> _Exercise prompt_: An exact copy of the data is needed, one that excludes all pictures.

> _Exercise material_:
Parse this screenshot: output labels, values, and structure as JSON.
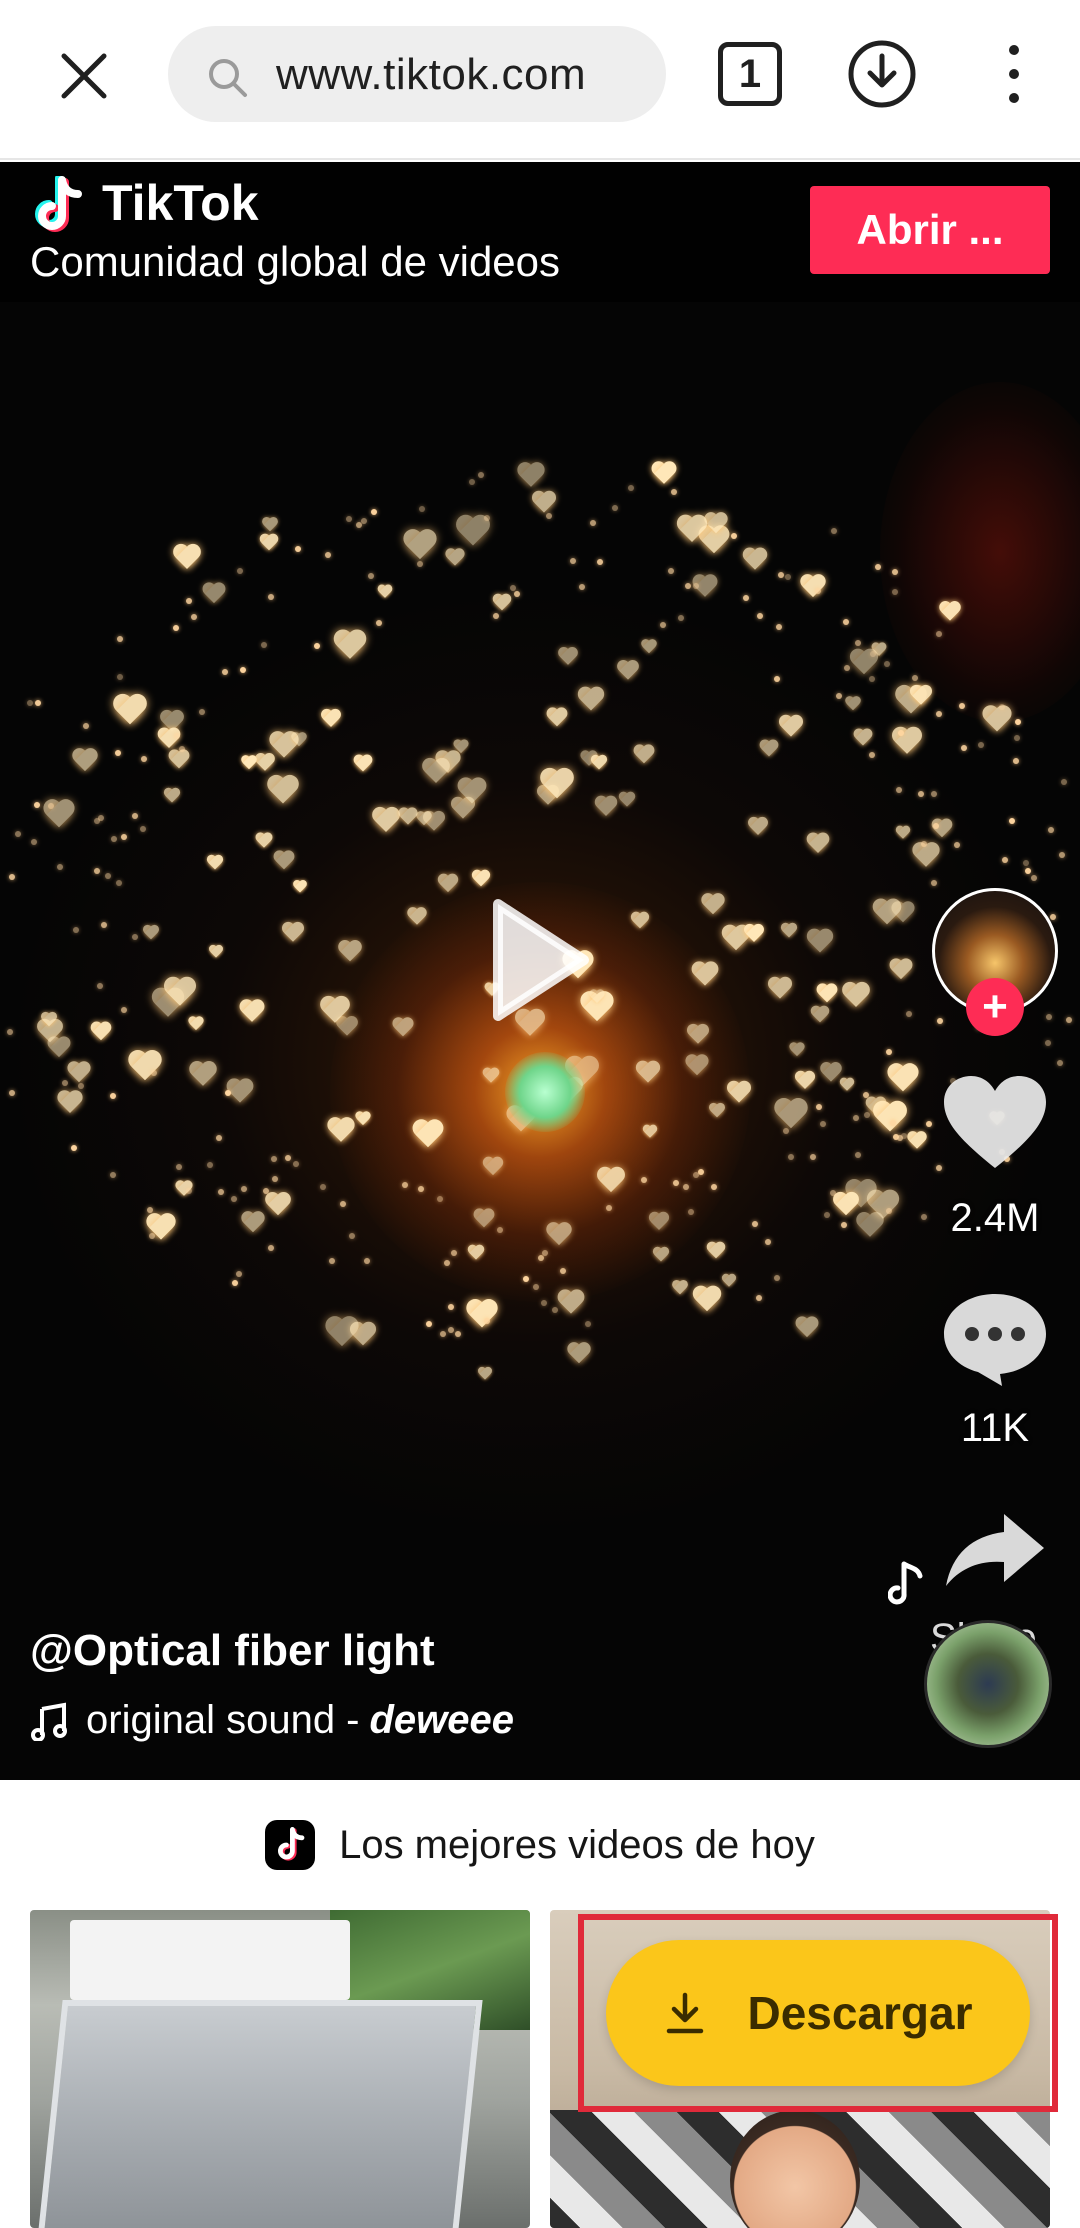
{
  "browser": {
    "url": "www.tiktok.com",
    "tab_count": "1"
  },
  "banner": {
    "brand": "TikTok",
    "tagline": "Comunidad global de videos",
    "open_button": "Abrir ..."
  },
  "video": {
    "likes": "2.4M",
    "comments": "11K",
    "share_label": "Share",
    "username": "@Optical fiber light",
    "sound_prefix": "original sound -",
    "sound_author": "deweee"
  },
  "feed": {
    "section_title": "Los mejores videos de hoy",
    "download_button": "Descargar"
  },
  "colors": {
    "tiktok_red": "#fe2c55",
    "download_yellow": "#fbc61a",
    "highlight_red": "#e02a3a"
  },
  "icons": {
    "close": "close-icon",
    "search": "search-icon",
    "download": "download-icon",
    "menu": "more-vert-icon",
    "play": "play-icon",
    "heart": "heart-icon",
    "comment": "comment-icon",
    "share": "share-icon",
    "music": "music-note-icon"
  }
}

> _Answer box_:
Parse this screenshot: output labels, values, and structure as JSON.
{
  "browser": {
    "url": "www.tiktok.com",
    "tab_count": "1"
  },
  "banner": {
    "brand": "TikTok",
    "tagline": "Comunidad global de videos",
    "open_button": "Abrir ..."
  },
  "video": {
    "likes": "2.4M",
    "comments": "11K",
    "share_label": "Share",
    "username": "@Optical fiber light",
    "sound_prefix": "original sound -",
    "sound_author": "deweee"
  },
  "feed": {
    "section_title": "Los mejores videos de hoy",
    "download_button": "Descargar"
  },
  "colors": {
    "tiktok_red": "#fe2c55",
    "download_yellow": "#fbc61a",
    "highlight_red": "#e02a3a"
  },
  "icons": {
    "close": "close-icon",
    "search": "search-icon",
    "download": "download-icon",
    "menu": "more-vert-icon",
    "play": "play-icon",
    "heart": "heart-icon",
    "comment": "comment-icon",
    "share": "share-icon",
    "music": "music-note-icon"
  }
}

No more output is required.